THE TASK - Search the entries for the word "structured" and return every line where it is found.

INPUT DATA -
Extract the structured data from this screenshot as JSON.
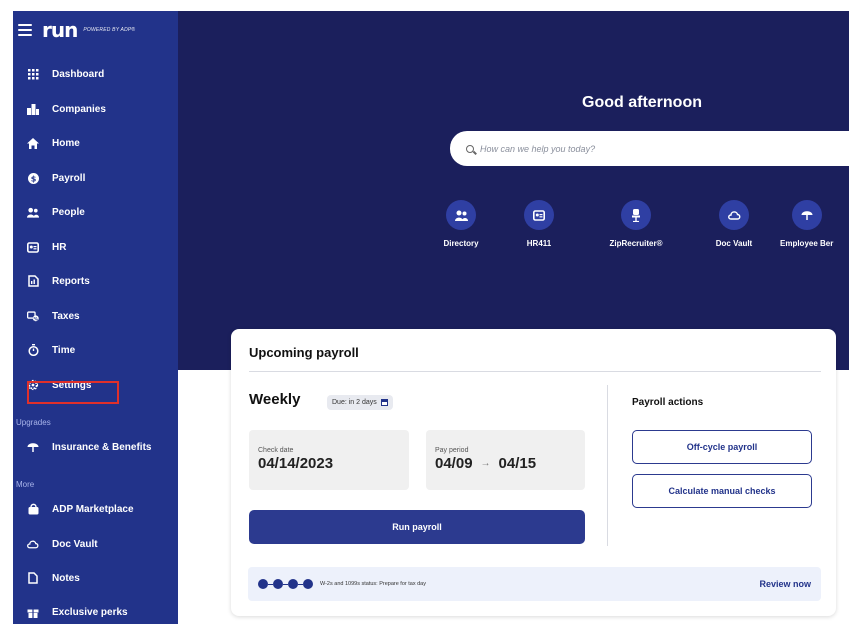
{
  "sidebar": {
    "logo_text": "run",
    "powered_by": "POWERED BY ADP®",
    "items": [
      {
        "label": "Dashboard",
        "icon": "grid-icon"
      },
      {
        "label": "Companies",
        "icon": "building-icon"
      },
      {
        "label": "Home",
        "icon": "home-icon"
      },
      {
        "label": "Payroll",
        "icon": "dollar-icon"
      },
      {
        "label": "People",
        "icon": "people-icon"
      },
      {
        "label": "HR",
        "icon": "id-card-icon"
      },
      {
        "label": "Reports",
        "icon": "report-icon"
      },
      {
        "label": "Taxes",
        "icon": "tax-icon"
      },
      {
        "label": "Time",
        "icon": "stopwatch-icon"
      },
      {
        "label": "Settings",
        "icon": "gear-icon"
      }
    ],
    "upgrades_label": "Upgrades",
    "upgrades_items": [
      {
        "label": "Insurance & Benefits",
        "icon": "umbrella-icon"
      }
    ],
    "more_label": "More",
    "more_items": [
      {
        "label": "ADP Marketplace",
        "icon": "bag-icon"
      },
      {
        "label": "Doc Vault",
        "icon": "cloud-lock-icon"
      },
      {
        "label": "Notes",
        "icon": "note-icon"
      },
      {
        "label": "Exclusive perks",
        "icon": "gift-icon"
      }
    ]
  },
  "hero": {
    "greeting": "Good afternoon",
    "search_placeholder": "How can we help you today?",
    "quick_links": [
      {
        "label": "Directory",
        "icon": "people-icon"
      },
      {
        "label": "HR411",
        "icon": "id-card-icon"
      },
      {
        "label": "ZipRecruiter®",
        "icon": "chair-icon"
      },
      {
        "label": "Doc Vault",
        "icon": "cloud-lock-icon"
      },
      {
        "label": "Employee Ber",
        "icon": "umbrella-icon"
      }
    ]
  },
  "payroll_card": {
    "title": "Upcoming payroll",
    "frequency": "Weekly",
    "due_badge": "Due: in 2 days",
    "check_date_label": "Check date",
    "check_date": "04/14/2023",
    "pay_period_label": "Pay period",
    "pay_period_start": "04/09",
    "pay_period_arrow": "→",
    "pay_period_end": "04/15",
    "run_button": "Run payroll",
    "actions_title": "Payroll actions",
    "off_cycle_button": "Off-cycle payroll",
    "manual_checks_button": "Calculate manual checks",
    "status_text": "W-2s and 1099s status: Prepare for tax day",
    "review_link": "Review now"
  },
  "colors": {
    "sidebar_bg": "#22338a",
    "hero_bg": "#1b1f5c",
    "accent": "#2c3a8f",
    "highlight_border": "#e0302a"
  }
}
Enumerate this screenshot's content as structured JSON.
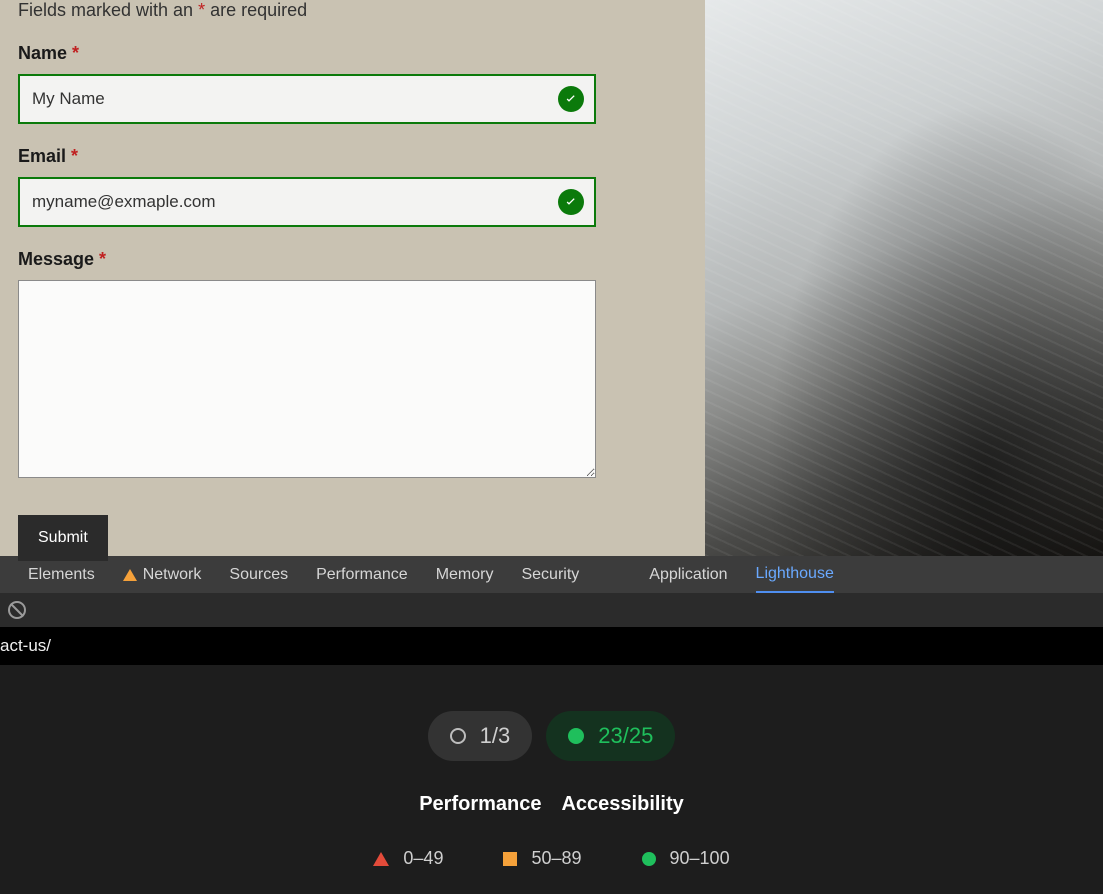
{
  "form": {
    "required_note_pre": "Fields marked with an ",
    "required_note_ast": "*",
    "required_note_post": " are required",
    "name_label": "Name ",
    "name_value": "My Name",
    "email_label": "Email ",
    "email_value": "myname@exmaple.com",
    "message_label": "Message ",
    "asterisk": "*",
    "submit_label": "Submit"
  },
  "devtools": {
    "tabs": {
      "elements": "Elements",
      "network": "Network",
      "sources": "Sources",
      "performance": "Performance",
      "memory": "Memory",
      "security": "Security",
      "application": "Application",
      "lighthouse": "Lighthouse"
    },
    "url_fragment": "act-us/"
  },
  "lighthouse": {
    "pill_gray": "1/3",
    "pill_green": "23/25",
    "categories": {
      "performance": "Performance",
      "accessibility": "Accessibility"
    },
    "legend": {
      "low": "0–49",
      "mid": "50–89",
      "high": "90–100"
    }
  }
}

EXERCISE RESPONSE -
Extract the structured data from this screenshot as JSON.
Enumerate this screenshot's content as structured JSON.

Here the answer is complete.